Can a Difference in Opinions from the Top to the Bottom of a Healthcare Organization Impede Performance?
I love reading about current events to stimulate the mind and to be in tune with what is happening in the world. Sometimes you simply stumble across an article and it immediately hits home and speaks to you. This article spoke to me and resonated with many questions I am asked during our Root Cause Analysis courses.
When we begin discussing the “Management System” category on our Root Cause Tree®, and get to the “Oversight/Employee Relations” Near Root Cause, I always get a lot of what I will call “Automated” nods. So, I always lead into the discussion talking about how when investigating we need to get a gauge on the messages being sent from the top, and the beliefs at the bottom.

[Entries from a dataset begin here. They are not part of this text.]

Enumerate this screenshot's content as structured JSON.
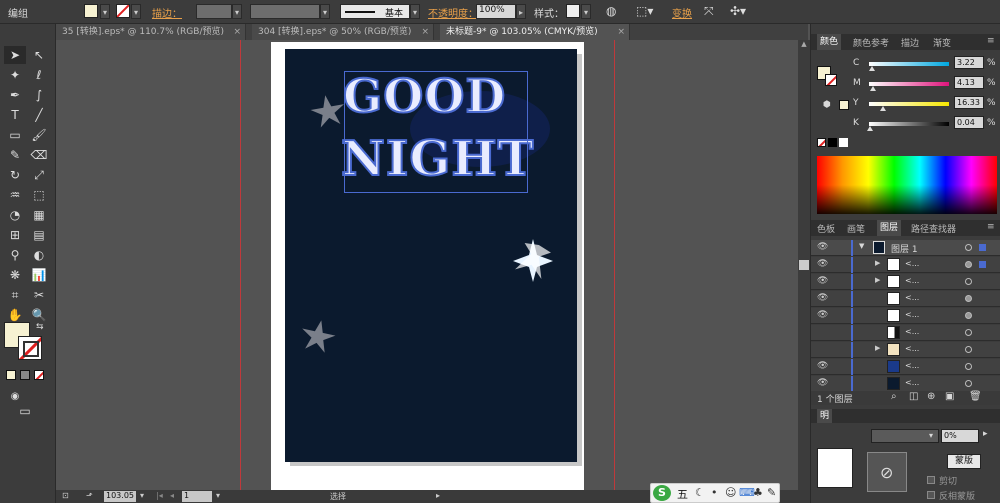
{
  "topbar": {
    "mode": "编组",
    "stroke_label": "描边：",
    "stroke_style": "基本",
    "opacity_label": "不透明度：",
    "opacity_value": "100%",
    "style_label": "样式：",
    "transform_label": "变换"
  },
  "tabs": [
    {
      "label": "35 [转换].eps* @ 110.7% (RGB/预览)"
    },
    {
      "label": "304 [转换].eps* @ 50% (RGB/预览)"
    },
    {
      "label": "未标题-9* @ 103.05% (CMYK/预览)"
    }
  ],
  "artwork": {
    "line1": "GOOD",
    "line2": "NIGHT"
  },
  "color_panel": {
    "tabs": [
      "颜色",
      "颜色参考",
      "描边",
      "渐变"
    ],
    "channels": [
      {
        "label": "C",
        "value": "3.22",
        "unit": "%"
      },
      {
        "label": "M",
        "value": "4.13",
        "unit": "%"
      },
      {
        "label": "Y",
        "value": "16.33",
        "unit": "%"
      },
      {
        "label": "K",
        "value": "0.04",
        "unit": "%"
      }
    ]
  },
  "layers_panel": {
    "tabs": [
      "色板",
      "画笔",
      "图层",
      "路径查找器"
    ],
    "top_layer": "图层 1",
    "sublayer_label": "<...",
    "count_label": "1 个图层"
  },
  "transparency_panel": {
    "mode_short": "明",
    "opacity": "0%",
    "make_mask": "蒙版",
    "clip": "剪切",
    "invert": "反相蒙版"
  },
  "status": {
    "zoom": "103.05",
    "page": "1",
    "tool": "选择"
  },
  "taskbar": {
    "ime": "五"
  },
  "colors": {
    "fill": "#f7f2d2",
    "artboard_bg": "#0b1a2e",
    "text_blue": "#4a6ad0"
  }
}
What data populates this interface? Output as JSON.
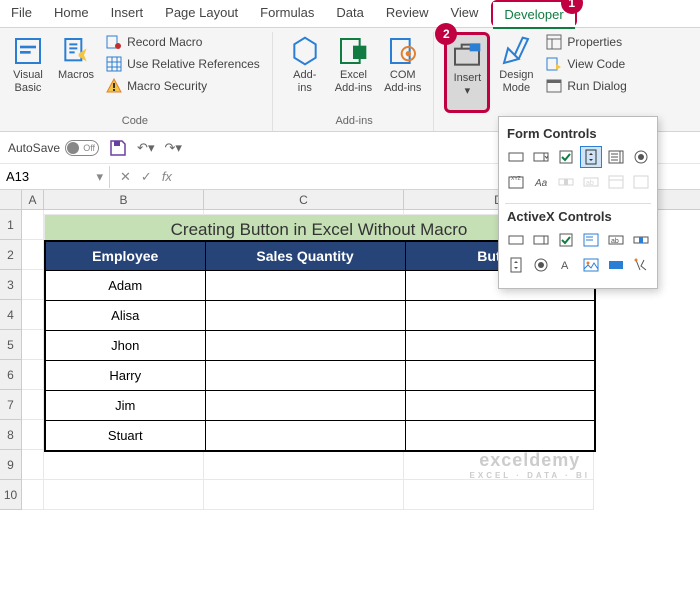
{
  "tabs": [
    "File",
    "Home",
    "Insert",
    "Page Layout",
    "Formulas",
    "Data",
    "Review",
    "View",
    "Developer"
  ],
  "ribbon": {
    "code": {
      "visual_basic": "Visual\nBasic",
      "macros": "Macros",
      "record_macro": "Record Macro",
      "use_rel": "Use Relative References",
      "macro_sec": "Macro Security",
      "group": "Code"
    },
    "addins": {
      "addins": "Add-\nins",
      "excel_addins": "Excel\nAdd-ins",
      "com_addins": "COM\nAdd-ins",
      "group": "Add-ins"
    },
    "controls": {
      "insert": "Insert",
      "design_mode": "Design\nMode",
      "properties": "Properties",
      "view_code": "View Code",
      "run_dialog": "Run Dialog"
    }
  },
  "callouts": {
    "one": "1",
    "two": "2"
  },
  "qat": {
    "autosave": "AutoSave",
    "off": "Off"
  },
  "namebox": "A13",
  "sheet": {
    "title": "Creating Button in Excel Without Macro",
    "headers": [
      "Employee",
      "Sales Quantity",
      "Button"
    ],
    "rows": [
      "Adam",
      "Alisa",
      "Jhon",
      "Harry",
      "Jim",
      "Stuart"
    ]
  },
  "panel": {
    "form": "Form Controls",
    "activex": "ActiveX Controls"
  },
  "watermark": {
    "main": "exceldemy",
    "sub": "EXCEL · DATA · BI"
  },
  "col_labels": [
    "A",
    "B",
    "C",
    "D"
  ],
  "row_labels": [
    "1",
    "2",
    "3",
    "4",
    "5",
    "6",
    "7",
    "8",
    "9",
    "10"
  ]
}
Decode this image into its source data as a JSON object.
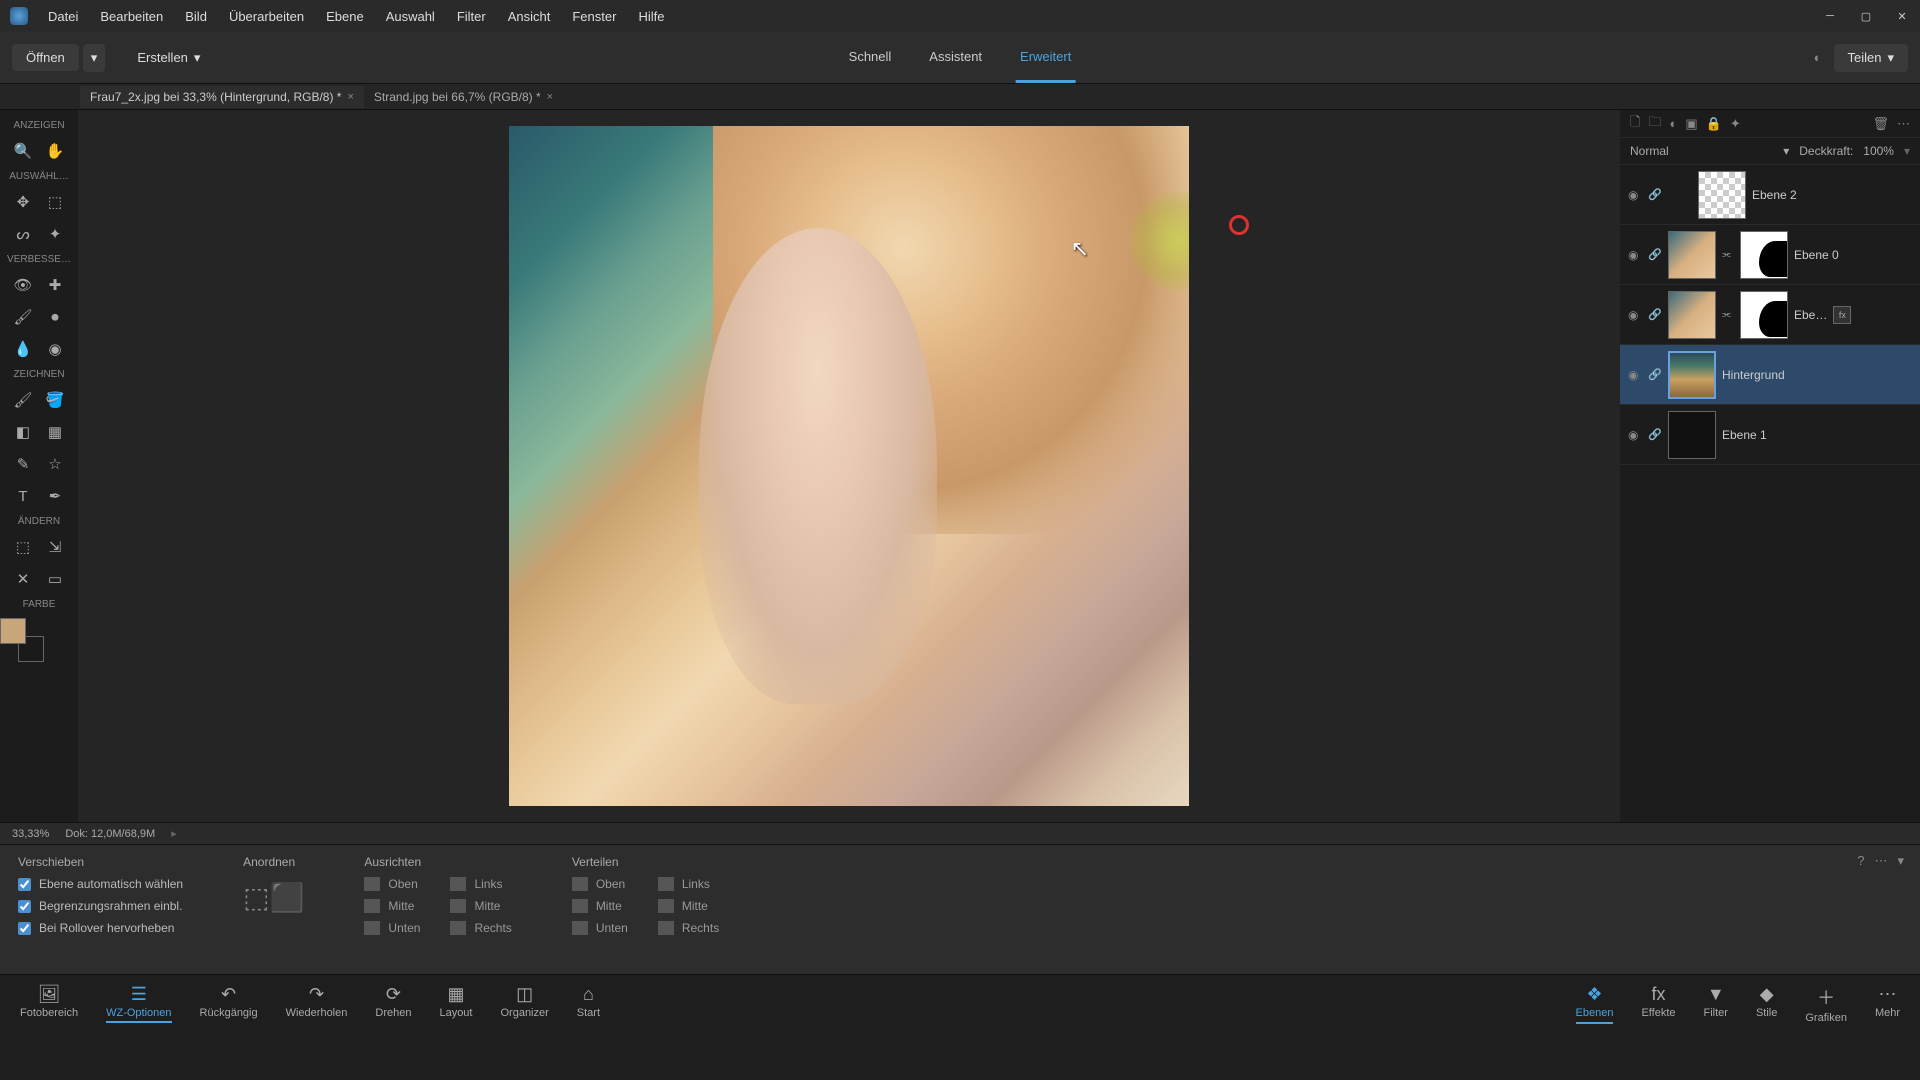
{
  "menu": [
    "Datei",
    "Bearbeiten",
    "Bild",
    "Überarbeiten",
    "Ebene",
    "Auswahl",
    "Filter",
    "Ansicht",
    "Fenster",
    "Hilfe"
  ],
  "secondary": {
    "open": "Öffnen",
    "create": "Erstellen",
    "share": "Teilen"
  },
  "modes": {
    "quick": "Schnell",
    "guided": "Assistent",
    "expert": "Erweitert"
  },
  "doc_tabs": [
    {
      "label": "Frau7_2x.jpg bei 33,3% (Hintergrund, RGB/8) *",
      "active": true
    },
    {
      "label": "Strand.jpg bei 66,7% (RGB/8) *",
      "active": false
    }
  ],
  "tool_sections": {
    "anzeigen": "ANZEIGEN",
    "auswaehl": "AUSWÄHL…",
    "verbesse": "VERBESSE…",
    "zeichnen": "ZEICHNEN",
    "aendern": "ÄNDERN",
    "farbe": "FARBE"
  },
  "status": {
    "zoom": "33,33%",
    "doc": "Dok: 12,0M/68,9M"
  },
  "options": {
    "title": "Verschieben",
    "checks": [
      "Ebene automatisch wählen",
      "Begrenzungsrahmen einbl.",
      "Bei Rollover hervorheben"
    ],
    "arrange": "Anordnen",
    "align": "Ausrichten",
    "distribute": "Verteilen",
    "oben": "Oben",
    "mitte": "Mitte",
    "unten": "Unten",
    "links": "Links",
    "rechts": "Rechts"
  },
  "dock_left": [
    "Fotobereich",
    "WZ-Optionen",
    "Rückgängig",
    "Wiederholen",
    "Drehen",
    "Layout",
    "Organizer",
    "Start"
  ],
  "dock_right": [
    "Ebenen",
    "Effekte",
    "Filter",
    "Stile",
    "Grafiken",
    "Mehr"
  ],
  "layers": {
    "blend_mode": "Normal",
    "opacity_label": "Deckkraft:",
    "opacity_value": "100%",
    "items": [
      {
        "name": "Ebene 2"
      },
      {
        "name": "Ebene 0"
      },
      {
        "name": "Ebe…"
      },
      {
        "name": "Hintergrund"
      },
      {
        "name": "Ebene 1"
      }
    ]
  }
}
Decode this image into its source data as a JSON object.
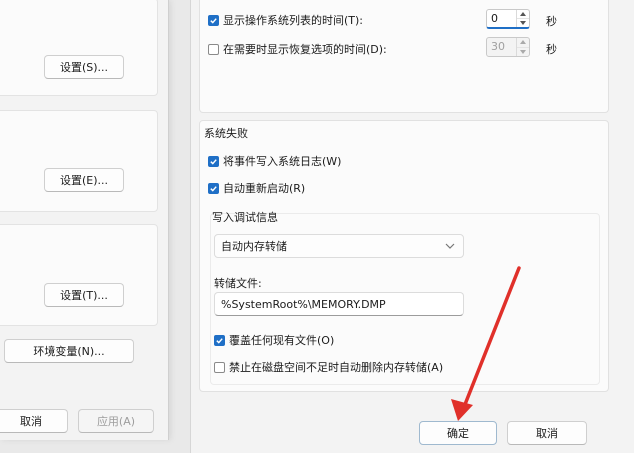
{
  "left_dialog": {
    "settings_s": "设置(S)...",
    "settings_e": "设置(E)...",
    "settings_t": "设置(T)...",
    "env_vars": "环境变量(N)...",
    "cancel": "取消",
    "apply": "应用(A)"
  },
  "right_dialog": {
    "os_list": {
      "show_time_label": "显示操作系统列表的时间(T):",
      "show_time_checked": true,
      "show_time_value": "0",
      "show_time_unit": "秒",
      "recovery_label": "在需要时显示恢复选项的时间(D):",
      "recovery_checked": false,
      "recovery_value": "30",
      "recovery_unit": "秒"
    },
    "system_failure": {
      "title": "系统失败",
      "write_event_label": "将事件写入系统日志(W)",
      "write_event_checked": true,
      "auto_restart_label": "自动重新启动(R)",
      "auto_restart_checked": true
    },
    "debug_info": {
      "title": "写入调试信息",
      "dump_type": "自动内存转储",
      "dump_file_label": "转储文件:",
      "dump_file_value": "%SystemRoot%\\MEMORY.DMP",
      "overwrite_label": "覆盖任何现有文件(O)",
      "overwrite_checked": true,
      "disable_auto_delete_label": "禁止在磁盘空间不足时自动删除内存转储(A)",
      "disable_auto_delete_checked": false
    },
    "ok": "确定",
    "cancel": "取消"
  },
  "annotation": {
    "arrow_color": "#e0302a"
  },
  "colors": {
    "accent": "#1f6fc6"
  }
}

In so doing, we end up measuring both sides of a conversation. And many times the messages are the same, with the normal personal spin. But sometimes you come across data that suggests otherwise.
The article discusses the issues with changing EHR systems and impact on care. The discussion has perceptions from different groups within the polling group and there is a startling disjoint from the top down to the organization. See the following two statements:
Nursing staff reported being highly affected by the EHR replacement, but had virtually no say in the replacement decision, according to the survey. While 90 percent of nurses said EHR replacements reduced their ability to effectively provide hands-on care, 96 percent of nurses said they were not included in EHR replacement planning.
However, just 5 percent of hospital leaders said the EHR replacement process had a negative impact on care, which Mr. Brown said suggests executives are reticent to address the issues. ‘In our experience polling, most executives will not admit they were oversold or that their IT decisions had adverse bearing on patient care,’ Mr. Brown said. ‘On the other hand, workflow changes and productivity issues may have added to the disappointment nurses felt after being left out of replacement EHR product evaluations.’
If I were investigating an incident at one of these hospitals and was interviewing both Administrators and Nurses around a Sentinel Event, this would raise some very large concerns in the organization. Why is there such a large chasm in beliefs here and what kind of impact could this have on performance. In our system this would likely lead us to the Management System->Oversight/Employee Relations->Employee Communications Root Cause. With Management having such a different perspective on how work is being performed, we might answer yes to the following question from our Root Cause Tree® Dictionary:
Did management’s employee communications program fail to communicate management’s concerns for quality workmanship, safety, and the environment?
When a message that is sent from the top of the organization does not support the actual work performance of the organization, employees would certainly believe that the top tier does not show the correct level of commitment to being a high performance organization.
If you would like more information on how TapRooT® can help your hospital or health system become more efficient and provide safer patient care please attend one of our TapRooT® training courses or contact me directly at email@example.com.